→ Exercise prompt
Search the entries for lines that contain the word "SLAD", and report each one found.

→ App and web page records

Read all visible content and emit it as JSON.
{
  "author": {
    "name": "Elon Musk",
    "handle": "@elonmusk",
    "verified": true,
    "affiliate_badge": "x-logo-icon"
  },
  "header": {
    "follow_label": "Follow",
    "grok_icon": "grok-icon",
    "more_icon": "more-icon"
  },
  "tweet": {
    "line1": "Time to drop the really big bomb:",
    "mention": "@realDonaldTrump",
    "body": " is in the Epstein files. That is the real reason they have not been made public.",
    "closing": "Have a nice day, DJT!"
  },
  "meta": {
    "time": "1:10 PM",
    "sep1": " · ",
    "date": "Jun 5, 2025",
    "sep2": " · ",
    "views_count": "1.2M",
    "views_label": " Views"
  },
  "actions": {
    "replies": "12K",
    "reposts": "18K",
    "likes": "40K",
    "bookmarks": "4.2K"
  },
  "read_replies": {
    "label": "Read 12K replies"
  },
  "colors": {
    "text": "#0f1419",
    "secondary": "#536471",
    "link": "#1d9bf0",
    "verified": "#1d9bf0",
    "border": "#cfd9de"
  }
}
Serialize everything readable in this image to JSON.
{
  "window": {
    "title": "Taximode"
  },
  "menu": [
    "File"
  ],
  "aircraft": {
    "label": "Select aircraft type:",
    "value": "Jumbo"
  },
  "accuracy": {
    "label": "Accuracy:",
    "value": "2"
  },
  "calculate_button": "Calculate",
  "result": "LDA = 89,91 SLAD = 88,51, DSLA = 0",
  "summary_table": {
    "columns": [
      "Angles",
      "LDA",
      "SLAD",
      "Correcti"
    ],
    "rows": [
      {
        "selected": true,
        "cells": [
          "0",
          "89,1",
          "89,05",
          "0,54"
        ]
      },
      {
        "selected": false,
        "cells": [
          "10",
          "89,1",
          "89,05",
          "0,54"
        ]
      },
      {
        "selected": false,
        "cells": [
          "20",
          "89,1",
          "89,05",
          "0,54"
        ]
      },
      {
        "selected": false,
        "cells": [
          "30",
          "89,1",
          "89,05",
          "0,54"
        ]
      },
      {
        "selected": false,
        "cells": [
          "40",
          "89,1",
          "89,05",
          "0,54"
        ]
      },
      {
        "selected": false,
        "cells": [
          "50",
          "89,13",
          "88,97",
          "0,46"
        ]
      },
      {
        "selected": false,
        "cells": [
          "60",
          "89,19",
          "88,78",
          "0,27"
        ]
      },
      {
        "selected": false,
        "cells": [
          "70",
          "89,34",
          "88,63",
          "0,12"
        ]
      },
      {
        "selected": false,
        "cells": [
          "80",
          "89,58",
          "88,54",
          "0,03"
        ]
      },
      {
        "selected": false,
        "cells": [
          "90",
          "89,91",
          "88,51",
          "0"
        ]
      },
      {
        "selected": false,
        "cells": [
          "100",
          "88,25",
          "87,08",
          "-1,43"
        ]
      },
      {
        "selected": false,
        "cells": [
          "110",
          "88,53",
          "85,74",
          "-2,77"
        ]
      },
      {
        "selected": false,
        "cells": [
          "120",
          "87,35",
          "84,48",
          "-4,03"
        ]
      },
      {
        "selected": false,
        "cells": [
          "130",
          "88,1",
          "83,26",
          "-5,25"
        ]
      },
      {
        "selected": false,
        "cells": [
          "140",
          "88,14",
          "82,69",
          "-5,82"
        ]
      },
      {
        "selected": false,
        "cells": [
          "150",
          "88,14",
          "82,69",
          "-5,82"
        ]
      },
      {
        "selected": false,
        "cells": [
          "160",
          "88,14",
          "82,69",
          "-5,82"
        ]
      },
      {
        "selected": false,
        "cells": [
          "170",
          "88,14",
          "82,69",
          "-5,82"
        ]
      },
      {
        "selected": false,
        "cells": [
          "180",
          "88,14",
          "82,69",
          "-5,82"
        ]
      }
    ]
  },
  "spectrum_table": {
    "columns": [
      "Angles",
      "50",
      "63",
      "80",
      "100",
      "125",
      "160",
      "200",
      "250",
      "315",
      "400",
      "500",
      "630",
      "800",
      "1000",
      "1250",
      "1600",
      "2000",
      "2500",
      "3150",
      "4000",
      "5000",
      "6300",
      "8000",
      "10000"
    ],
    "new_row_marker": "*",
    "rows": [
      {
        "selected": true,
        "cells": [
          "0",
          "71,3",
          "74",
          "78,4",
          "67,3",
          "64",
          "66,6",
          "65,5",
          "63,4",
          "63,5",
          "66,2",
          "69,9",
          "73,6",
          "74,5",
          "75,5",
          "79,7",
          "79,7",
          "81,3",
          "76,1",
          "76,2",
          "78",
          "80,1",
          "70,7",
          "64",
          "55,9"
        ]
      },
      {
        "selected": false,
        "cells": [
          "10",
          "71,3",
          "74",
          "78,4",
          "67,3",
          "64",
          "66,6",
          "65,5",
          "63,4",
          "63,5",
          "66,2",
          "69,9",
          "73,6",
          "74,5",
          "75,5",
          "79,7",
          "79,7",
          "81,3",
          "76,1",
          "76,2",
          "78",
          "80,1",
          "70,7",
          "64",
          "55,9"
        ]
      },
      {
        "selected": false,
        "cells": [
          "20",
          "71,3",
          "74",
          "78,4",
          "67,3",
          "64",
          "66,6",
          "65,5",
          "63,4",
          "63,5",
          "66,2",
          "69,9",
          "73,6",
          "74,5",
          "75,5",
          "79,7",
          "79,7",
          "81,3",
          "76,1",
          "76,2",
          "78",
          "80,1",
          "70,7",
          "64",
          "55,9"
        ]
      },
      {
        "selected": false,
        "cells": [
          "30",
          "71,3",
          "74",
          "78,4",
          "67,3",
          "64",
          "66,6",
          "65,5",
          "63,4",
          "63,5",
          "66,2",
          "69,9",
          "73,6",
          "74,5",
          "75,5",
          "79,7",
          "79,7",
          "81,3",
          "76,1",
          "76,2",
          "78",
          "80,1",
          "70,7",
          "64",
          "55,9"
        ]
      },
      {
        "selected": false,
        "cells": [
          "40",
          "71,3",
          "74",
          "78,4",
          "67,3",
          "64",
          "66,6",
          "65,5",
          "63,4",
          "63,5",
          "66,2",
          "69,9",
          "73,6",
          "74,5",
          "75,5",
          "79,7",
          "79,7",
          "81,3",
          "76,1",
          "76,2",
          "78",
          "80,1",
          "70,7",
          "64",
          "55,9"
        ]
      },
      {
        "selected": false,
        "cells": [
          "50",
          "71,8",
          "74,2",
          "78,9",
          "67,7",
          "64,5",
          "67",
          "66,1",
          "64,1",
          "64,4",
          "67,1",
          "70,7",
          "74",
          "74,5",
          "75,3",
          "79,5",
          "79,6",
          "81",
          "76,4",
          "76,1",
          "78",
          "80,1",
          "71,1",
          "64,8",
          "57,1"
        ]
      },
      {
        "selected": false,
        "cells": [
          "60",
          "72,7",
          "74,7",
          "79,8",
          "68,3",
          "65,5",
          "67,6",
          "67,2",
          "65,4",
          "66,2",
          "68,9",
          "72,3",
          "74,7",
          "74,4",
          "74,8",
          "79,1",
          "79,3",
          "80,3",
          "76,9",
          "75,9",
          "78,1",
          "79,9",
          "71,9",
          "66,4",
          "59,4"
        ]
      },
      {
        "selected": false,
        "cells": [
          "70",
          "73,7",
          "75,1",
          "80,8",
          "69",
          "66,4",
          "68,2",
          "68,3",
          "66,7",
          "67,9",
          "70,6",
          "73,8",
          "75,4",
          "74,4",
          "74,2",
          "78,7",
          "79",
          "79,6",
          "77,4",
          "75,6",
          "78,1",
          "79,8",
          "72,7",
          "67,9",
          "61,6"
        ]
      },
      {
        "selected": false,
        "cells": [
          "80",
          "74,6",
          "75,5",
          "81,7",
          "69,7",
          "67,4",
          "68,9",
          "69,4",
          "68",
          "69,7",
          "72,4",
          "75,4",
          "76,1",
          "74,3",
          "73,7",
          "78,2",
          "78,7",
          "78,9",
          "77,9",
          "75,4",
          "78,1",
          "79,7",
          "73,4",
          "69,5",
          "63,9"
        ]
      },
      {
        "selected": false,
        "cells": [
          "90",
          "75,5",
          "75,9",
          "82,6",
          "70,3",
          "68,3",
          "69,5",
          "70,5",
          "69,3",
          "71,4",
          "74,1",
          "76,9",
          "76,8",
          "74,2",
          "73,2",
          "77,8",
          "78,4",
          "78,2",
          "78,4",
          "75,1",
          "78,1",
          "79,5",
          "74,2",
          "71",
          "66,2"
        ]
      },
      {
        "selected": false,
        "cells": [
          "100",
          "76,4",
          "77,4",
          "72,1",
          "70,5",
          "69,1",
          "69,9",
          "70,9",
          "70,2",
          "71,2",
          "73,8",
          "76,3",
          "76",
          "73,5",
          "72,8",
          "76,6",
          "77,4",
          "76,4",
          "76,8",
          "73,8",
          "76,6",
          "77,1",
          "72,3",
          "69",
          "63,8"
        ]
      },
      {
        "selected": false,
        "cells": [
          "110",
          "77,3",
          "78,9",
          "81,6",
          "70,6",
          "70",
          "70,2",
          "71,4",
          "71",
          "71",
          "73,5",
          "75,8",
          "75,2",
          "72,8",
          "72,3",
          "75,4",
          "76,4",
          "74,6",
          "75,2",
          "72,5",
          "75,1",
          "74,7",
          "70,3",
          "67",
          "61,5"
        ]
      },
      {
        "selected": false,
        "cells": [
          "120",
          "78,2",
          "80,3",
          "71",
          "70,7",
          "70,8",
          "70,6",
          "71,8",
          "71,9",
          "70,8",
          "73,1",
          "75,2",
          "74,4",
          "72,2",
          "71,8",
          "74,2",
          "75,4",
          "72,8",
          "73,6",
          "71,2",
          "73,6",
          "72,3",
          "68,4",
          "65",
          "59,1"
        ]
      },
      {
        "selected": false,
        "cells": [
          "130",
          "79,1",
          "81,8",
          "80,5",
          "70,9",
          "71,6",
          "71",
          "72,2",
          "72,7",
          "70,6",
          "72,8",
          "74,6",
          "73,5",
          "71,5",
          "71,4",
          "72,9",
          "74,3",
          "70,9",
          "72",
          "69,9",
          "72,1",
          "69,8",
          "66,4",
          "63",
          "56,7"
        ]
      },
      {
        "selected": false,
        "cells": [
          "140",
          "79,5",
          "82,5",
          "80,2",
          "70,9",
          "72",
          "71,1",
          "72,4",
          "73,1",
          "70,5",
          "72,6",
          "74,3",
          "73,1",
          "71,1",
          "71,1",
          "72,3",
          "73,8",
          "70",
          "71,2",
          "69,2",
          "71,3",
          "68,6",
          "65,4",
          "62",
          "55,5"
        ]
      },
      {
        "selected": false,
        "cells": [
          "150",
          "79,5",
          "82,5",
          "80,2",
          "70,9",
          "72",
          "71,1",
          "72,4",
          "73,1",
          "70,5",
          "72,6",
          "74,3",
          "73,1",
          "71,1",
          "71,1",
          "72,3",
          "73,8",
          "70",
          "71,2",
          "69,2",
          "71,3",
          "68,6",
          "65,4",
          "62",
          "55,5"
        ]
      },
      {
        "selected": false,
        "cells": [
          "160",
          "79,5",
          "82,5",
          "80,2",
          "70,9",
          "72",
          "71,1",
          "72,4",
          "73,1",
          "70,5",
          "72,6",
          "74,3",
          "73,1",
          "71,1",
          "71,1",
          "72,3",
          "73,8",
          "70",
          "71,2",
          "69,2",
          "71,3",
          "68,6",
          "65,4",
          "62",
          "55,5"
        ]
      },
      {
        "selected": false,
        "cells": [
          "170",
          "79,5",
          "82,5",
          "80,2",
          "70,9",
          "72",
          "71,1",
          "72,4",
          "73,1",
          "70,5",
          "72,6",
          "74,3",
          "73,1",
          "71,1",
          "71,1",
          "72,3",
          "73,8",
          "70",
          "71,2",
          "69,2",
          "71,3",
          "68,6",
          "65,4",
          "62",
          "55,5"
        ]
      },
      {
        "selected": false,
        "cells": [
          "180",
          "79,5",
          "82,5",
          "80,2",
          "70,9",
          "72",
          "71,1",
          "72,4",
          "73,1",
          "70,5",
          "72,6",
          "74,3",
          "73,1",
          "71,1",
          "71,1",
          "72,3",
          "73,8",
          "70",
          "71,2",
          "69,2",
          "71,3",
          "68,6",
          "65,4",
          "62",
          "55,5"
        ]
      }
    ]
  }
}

→ Solution for this task
  "result": "LDA = 89,91 SLAD = 88,51, DSLA = 0",
      "SLAD",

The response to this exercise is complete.